*** Block opens ***

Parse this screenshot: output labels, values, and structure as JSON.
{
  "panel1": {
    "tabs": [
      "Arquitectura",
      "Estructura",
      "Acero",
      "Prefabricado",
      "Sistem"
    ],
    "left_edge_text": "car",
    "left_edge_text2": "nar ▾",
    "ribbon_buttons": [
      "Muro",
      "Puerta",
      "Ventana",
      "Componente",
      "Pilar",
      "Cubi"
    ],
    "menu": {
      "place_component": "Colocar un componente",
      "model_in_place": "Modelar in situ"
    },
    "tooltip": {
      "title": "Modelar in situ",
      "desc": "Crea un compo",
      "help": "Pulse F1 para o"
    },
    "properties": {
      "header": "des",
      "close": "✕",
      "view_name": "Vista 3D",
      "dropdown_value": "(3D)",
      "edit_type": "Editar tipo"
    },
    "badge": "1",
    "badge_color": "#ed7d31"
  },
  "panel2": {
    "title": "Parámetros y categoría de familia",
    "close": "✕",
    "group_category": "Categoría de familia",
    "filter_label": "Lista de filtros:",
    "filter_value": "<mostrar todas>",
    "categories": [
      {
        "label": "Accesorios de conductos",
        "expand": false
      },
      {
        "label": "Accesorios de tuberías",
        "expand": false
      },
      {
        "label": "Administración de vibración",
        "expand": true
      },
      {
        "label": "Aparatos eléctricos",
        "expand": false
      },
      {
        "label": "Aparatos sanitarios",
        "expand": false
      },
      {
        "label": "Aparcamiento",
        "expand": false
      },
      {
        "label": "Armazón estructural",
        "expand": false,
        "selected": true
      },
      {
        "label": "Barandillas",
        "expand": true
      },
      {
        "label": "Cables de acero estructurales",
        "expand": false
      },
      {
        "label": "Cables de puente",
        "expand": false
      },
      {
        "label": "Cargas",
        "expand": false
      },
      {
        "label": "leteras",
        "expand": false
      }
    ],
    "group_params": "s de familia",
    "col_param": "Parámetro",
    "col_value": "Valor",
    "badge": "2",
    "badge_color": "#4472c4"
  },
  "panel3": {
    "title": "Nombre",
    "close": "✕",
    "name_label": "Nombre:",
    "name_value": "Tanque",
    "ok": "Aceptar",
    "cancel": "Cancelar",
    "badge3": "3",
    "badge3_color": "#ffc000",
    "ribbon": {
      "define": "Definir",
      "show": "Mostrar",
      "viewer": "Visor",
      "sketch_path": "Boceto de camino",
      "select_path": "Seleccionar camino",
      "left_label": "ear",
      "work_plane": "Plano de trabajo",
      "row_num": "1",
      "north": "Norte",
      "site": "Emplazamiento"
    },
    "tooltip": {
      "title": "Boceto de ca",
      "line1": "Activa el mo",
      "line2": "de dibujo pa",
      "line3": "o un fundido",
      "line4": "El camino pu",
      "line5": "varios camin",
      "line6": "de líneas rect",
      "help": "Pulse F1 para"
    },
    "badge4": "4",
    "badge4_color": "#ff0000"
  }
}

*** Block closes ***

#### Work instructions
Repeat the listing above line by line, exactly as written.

#### Solution below
Parse this screenshot: output labels, values, and structure as JSON.
{
  "panel1": {
    "tabs": [
      "Arquitectura",
      "Estructura",
      "Acero",
      "Prefabricado",
      "Sistem"
    ],
    "left_edge_text": "car",
    "left_edge_text2": "nar ▾",
    "ribbon_buttons": [
      "Muro",
      "Puerta",
      "Ventana",
      "Componente",
      "Pilar",
      "Cubi"
    ],
    "menu": {
      "place_component": "Colocar un componente",
      "model_in_place": "Modelar in situ"
    },
    "tooltip": {
      "title": "Modelar in situ",
      "desc": "Crea un compo",
      "help": "Pulse F1 para o"
    },
    "properties": {
      "header": "des",
      "close": "✕",
      "view_name": "Vista 3D",
      "dropdown_value": "(3D)",
      "edit_type": "Editar tipo"
    },
    "badge": "1",
    "badge_color": "#ed7d31"
  },
  "panel2": {
    "title": "Parámetros y categoría de familia",
    "close": "✕",
    "group_category": "Categoría de familia",
    "filter_label": "Lista de filtros:",
    "filter_value": "<mostrar todas>",
    "categories": [
      {
        "label": "Accesorios de conductos",
        "expand": false
      },
      {
        "label": "Accesorios de tuberías",
        "expand": false
      },
      {
        "label": "Administración de vibración",
        "expand": true
      },
      {
        "label": "Aparatos eléctricos",
        "expand": false
      },
      {
        "label": "Aparatos sanitarios",
        "expand": false
      },
      {
        "label": "Aparcamiento",
        "expand": false
      },
      {
        "label": "Armazón estructural",
        "expand": false,
        "selected": true
      },
      {
        "label": "Barandillas",
        "expand": true
      },
      {
        "label": "Cables de acero estructurales",
        "expand": false
      },
      {
        "label": "Cables de puente",
        "expand": false
      },
      {
        "label": "Cargas",
        "expand": false
      },
      {
        "label": "leteras",
        "expand": false
      }
    ],
    "group_params": "s de familia",
    "col_param": "Parámetro",
    "col_value": "Valor",
    "badge": "2",
    "badge_color": "#4472c4"
  },
  "panel3": {
    "title": "Nombre",
    "close": "✕",
    "name_label": "Nombre:",
    "name_value": "Tanque",
    "ok": "Aceptar",
    "cancel": "Cancelar",
    "badge3": "3",
    "badge3_color": "#ffc000",
    "ribbon": {
      "define": "Definir",
      "show": "Mostrar",
      "viewer": "Visor",
      "sketch_path": "Boceto de camino",
      "select_path": "Seleccionar camino",
      "left_label": "ear",
      "work_plane": "Plano de trabajo",
      "row_num": "1",
      "north": "Norte",
      "site": "Emplazamiento"
    },
    "tooltip": {
      "title": "Boceto de ca",
      "line1": "Activa el mo",
      "line2": "de dibujo pa",
      "line3": "o un fundido",
      "line4": "El camino pu",
      "line5": "varios camin",
      "line6": "de líneas rect",
      "help": "Pulse F1 para"
    },
    "badge4": "4",
    "badge4_color": "#ff0000"
  }
}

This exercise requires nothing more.